To snatch with or as if with the teeth.
- He, by playing too often at the mouth of death, has been snapped by it at last.
To say abruptly or sharply.
To speak to abruptly or sharply; to treat snappishly; usually with ''up''.
To cause something to emit a snapping sound, especially by closing it rapidly.
''to snap a fastener''
''to snap a whip''
To close something using a snap as a fastener.
fingers.ogv|thumb|A video of a person snapping their fingers.Finger Snap.ogv|thumb|Alternative snapping techniqueTo snap one's fingers: to make a snapping sound, often by pressing the thumb and an opposing finger of the same hand together and suddenly releasing the grip so that the finger hits against the palm; alternatively, by bringing the index finger quickly down onto the middle finger and thumb.
(RQ:Scott Guy Mannering) snapped his fingers repeatedly.
To cause to move suddenly and smartly.
''He can snap the ball to a back twenty yards behind him.''
''The gun snapped.''
The cry used in a game of (game)|snap when winning a hand.
By extension from the card game, "I've got one the same!", "Me too!"
''Snap! We've both got pink buckets and spades.''
Ritual utterance of agreement (after the cry in the card game snap).
Used in place of expletive to express surprise, usually in response to a negative statement or news; often used facetiously.
''"I just ran over your phone with my car." "Oh, snap!"''
Ritual utterance used after something is said by two people at exactly the same time.
''"Wasn't that John?" "Wasn't that John?" "Snap!"''
1889, ''The Kansas City Medical Index-Lancet'', volume 10, issue 8:

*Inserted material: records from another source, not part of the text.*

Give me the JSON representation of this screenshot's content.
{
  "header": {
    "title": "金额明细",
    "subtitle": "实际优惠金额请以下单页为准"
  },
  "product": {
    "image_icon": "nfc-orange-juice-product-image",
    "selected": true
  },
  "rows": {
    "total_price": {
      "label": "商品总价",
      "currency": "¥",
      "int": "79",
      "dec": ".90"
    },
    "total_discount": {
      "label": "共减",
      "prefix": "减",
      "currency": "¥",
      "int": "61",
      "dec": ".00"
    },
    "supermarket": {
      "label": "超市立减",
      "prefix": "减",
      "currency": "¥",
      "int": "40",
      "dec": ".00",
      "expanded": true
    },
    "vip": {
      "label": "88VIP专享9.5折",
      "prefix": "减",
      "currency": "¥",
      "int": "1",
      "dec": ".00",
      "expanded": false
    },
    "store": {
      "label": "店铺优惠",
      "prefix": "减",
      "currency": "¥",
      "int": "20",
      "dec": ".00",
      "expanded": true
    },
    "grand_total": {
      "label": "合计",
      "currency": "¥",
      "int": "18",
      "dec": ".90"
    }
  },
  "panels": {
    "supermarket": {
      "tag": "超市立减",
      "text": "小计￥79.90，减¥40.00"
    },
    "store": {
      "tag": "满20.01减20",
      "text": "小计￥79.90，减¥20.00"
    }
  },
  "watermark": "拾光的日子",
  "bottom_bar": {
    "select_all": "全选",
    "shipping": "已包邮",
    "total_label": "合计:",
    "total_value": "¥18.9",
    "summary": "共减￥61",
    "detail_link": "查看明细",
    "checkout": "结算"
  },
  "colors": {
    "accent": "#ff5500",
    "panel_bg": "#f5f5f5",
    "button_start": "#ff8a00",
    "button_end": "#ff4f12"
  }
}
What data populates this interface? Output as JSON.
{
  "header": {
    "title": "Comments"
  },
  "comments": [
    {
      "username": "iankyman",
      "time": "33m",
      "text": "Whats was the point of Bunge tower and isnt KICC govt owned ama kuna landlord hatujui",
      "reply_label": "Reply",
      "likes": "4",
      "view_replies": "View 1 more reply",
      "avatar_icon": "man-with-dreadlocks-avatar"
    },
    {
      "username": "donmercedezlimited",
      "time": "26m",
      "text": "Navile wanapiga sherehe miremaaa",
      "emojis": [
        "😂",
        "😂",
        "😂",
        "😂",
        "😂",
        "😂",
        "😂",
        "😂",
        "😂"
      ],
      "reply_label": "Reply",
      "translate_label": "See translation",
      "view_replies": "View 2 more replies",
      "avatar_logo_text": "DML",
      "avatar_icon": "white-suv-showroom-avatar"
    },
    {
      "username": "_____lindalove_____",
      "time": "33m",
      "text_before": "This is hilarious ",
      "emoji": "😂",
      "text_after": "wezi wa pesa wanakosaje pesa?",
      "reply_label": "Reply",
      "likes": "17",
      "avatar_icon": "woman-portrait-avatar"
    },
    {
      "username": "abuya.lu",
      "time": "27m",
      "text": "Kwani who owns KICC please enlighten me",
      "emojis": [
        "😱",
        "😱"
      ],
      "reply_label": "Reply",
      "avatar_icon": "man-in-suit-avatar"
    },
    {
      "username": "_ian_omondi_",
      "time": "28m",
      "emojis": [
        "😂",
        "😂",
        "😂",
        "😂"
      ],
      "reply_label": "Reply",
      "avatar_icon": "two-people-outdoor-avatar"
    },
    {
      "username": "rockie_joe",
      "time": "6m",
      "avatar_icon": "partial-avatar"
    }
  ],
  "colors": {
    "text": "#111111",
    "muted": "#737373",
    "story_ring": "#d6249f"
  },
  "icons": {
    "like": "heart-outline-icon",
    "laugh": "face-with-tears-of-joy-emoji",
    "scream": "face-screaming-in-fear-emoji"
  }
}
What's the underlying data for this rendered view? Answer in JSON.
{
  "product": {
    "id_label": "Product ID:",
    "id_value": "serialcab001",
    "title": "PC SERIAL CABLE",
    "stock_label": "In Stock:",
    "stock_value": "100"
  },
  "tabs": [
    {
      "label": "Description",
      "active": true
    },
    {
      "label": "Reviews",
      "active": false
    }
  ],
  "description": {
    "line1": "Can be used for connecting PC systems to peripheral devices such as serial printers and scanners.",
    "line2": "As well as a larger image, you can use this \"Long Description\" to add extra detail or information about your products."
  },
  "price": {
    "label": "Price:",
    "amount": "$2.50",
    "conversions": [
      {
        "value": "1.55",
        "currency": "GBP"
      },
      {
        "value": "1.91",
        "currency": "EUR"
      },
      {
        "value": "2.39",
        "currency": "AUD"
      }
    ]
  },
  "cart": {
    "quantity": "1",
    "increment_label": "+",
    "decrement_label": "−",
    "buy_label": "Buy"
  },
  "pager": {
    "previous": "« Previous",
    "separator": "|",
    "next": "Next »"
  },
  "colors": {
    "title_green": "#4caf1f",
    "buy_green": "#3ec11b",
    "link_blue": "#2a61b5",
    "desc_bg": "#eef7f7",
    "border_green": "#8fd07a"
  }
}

- Now I should consider it a very snap judgment or a snap diagnosis for anybody to come into a medical society
(nl-verb form of)